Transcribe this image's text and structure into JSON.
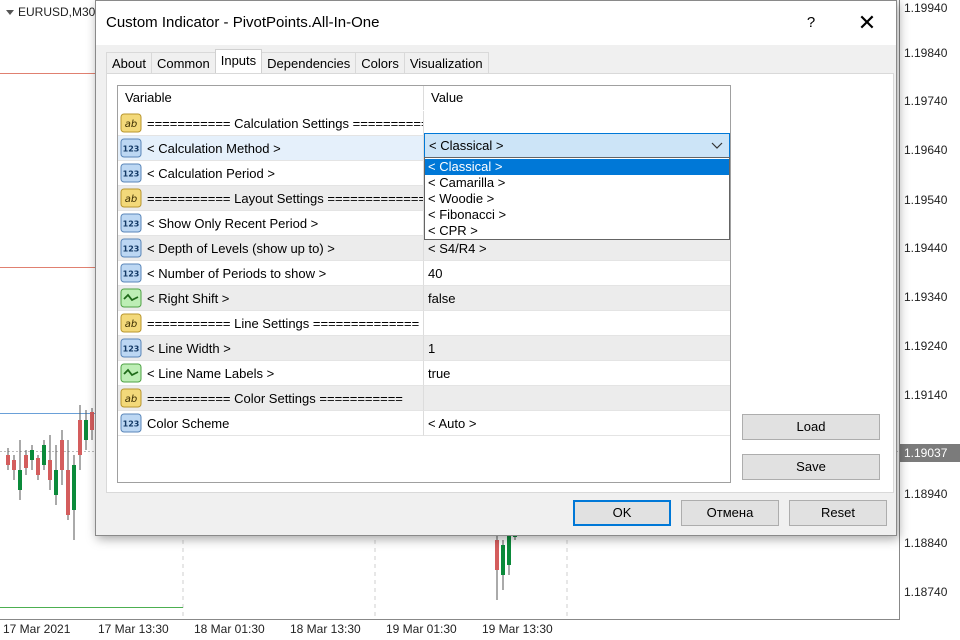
{
  "chart": {
    "symbol": "EURUSD,M30",
    "price_labels": [
      "1.19940",
      "1.19840",
      "1.19740",
      "1.19640",
      "1.19540",
      "1.19440",
      "1.19340",
      "1.19240",
      "1.19140",
      "1.18940",
      "1.18840",
      "1.18740"
    ],
    "current_price": "1.19037",
    "time_labels": [
      "17 Mar 2021",
      "17 Mar 13:30",
      "18 Mar 01:30",
      "18 Mar 13:30",
      "19 Mar 01:30",
      "19 Mar 13:30"
    ],
    "colors": {
      "up": "#0b8a3a",
      "down": "#d45d5d",
      "grid": "#d0d0d0"
    }
  },
  "dialog": {
    "title": "Custom Indicator - PivotPoints.All-In-One",
    "help_glyph": "?",
    "close_glyph": "✕",
    "tabs": [
      {
        "label": "About",
        "active": false
      },
      {
        "label": "Common",
        "active": false
      },
      {
        "label": "Inputs",
        "active": true
      },
      {
        "label": "Dependencies",
        "active": false
      },
      {
        "label": "Colors",
        "active": false
      },
      {
        "label": "Visualization",
        "active": false
      }
    ],
    "grid": {
      "headers": {
        "variable": "Variable",
        "value": "Value"
      },
      "rows": [
        {
          "icon": "ab-icon",
          "variable": "=========== Calculation Settings ==========...",
          "value": ""
        },
        {
          "icon": "123-icon",
          "variable": "< Calculation Method >",
          "value": "< Classical >"
        },
        {
          "icon": "123-icon",
          "variable": "< Calculation Period >",
          "value": ""
        },
        {
          "icon": "ab-icon",
          "variable": "=========== Layout Settings ==============",
          "value": ""
        },
        {
          "icon": "123-icon",
          "variable": "< Show Only Recent Period >",
          "value": ""
        },
        {
          "icon": "123-icon",
          "variable": "< Depth of Levels (show up to) >",
          "value": "< S4/R4 >"
        },
        {
          "icon": "123-icon",
          "variable": "< Number of Periods to show >",
          "value": "40"
        },
        {
          "icon": "bool-icon",
          "variable": "< Right Shift >",
          "value": "false"
        },
        {
          "icon": "ab-icon",
          "variable": "=========== Line Settings ==============",
          "value": ""
        },
        {
          "icon": "123-icon",
          "variable": "< Line Width >",
          "value": "1"
        },
        {
          "icon": "bool-icon",
          "variable": "< Line Name Labels >",
          "value": "true"
        },
        {
          "icon": "ab-icon",
          "variable": "=========== Color Settings ===========",
          "value": ""
        },
        {
          "icon": "123-icon",
          "variable": "Color Scheme",
          "value": "< Auto >"
        }
      ]
    },
    "select": {
      "selected": "< Classical >",
      "options": [
        "< Classical >",
        "< Camarilla >",
        "< Woodie >",
        "< Fibonacci >",
        "< CPR >"
      ]
    },
    "buttons": {
      "load": "Load",
      "save": "Save",
      "ok": "OK",
      "cancel": "Отмена",
      "reset": "Reset"
    },
    "accent": "#0078d7"
  }
}
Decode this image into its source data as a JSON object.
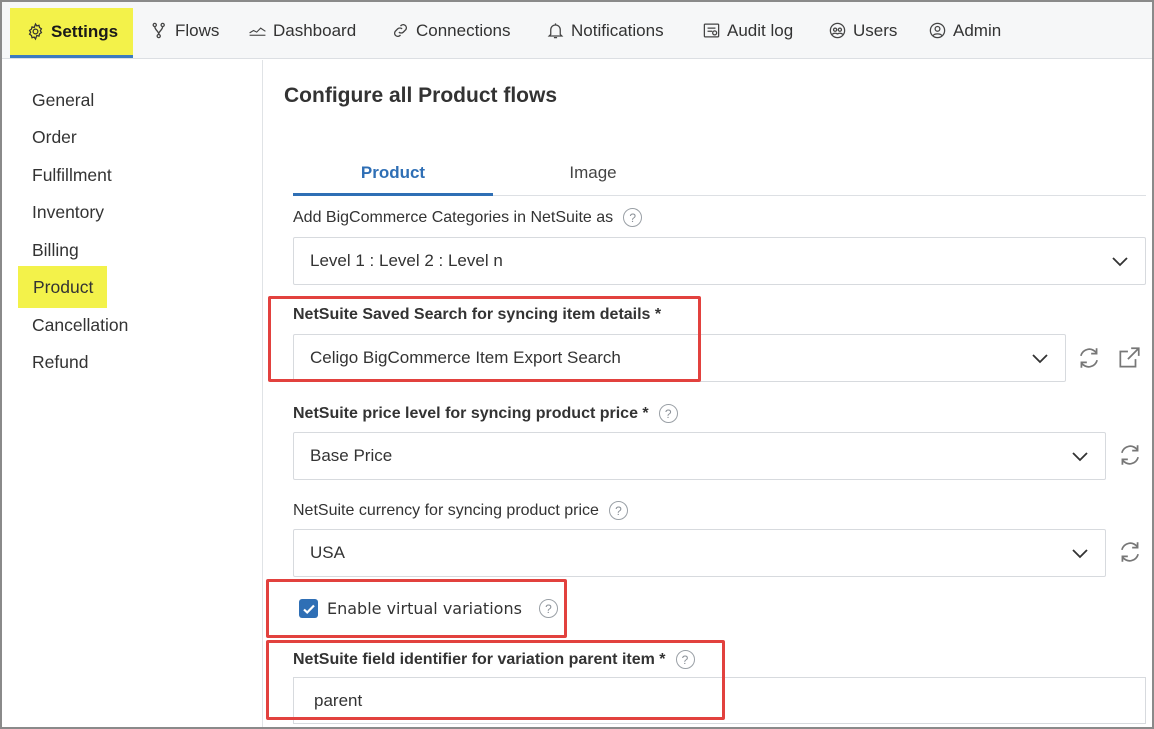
{
  "nav": {
    "settings": "Settings",
    "flows": "Flows",
    "dashboard": "Dashboard",
    "connections": "Connections",
    "notifications": "Notifications",
    "audit_log": "Audit log",
    "users": "Users",
    "admin": "Admin"
  },
  "sidebar": {
    "items": [
      {
        "label": "General"
      },
      {
        "label": "Order"
      },
      {
        "label": "Fulfillment"
      },
      {
        "label": "Inventory"
      },
      {
        "label": "Billing"
      },
      {
        "label": "Product"
      },
      {
        "label": "Cancellation"
      },
      {
        "label": "Refund"
      }
    ],
    "active": "Product"
  },
  "main": {
    "title": "Configure all Product flows",
    "tabs": [
      {
        "label": "Product"
      },
      {
        "label": "Image"
      }
    ],
    "fields": {
      "categories": {
        "label": "Add BigCommerce Categories in NetSuite as",
        "value": "Level 1 : Level 2 : Level n"
      },
      "saved_search": {
        "label": "NetSuite Saved Search for syncing item details *",
        "value": "Celigo BigCommerce Item Export Search"
      },
      "price_level": {
        "label": "NetSuite price level for syncing product price *",
        "value": "Base Price"
      },
      "currency": {
        "label": "NetSuite currency for syncing product price",
        "value": "USA"
      },
      "virtual_variations": {
        "label": "Enable virtual variations",
        "checked": true
      },
      "parent_identifier": {
        "label": "NetSuite field identifier for variation parent item *",
        "value": "parent"
      }
    },
    "help_glyph": "?"
  },
  "colors": {
    "highlight": "#f3f24a",
    "accent": "#2f6fb5",
    "annotation": "#e2413e"
  },
  "icons": [
    "gear-icon",
    "flows-icon",
    "dashboard-icon",
    "link-icon",
    "bell-icon",
    "audit-log-icon",
    "users-icon",
    "admin-icon",
    "chevron-down-icon",
    "refresh-icon",
    "external-link-icon",
    "checkmark-icon",
    "help-icon"
  ]
}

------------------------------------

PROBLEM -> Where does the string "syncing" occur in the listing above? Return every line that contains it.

SOLUTION TO THIS PROBLEM ->
        "label": "NetSuite Saved Search for syncing item details *",
        "label": "NetSuite price level for syncing product price *",
        "label": "NetSuite currency for syncing product price",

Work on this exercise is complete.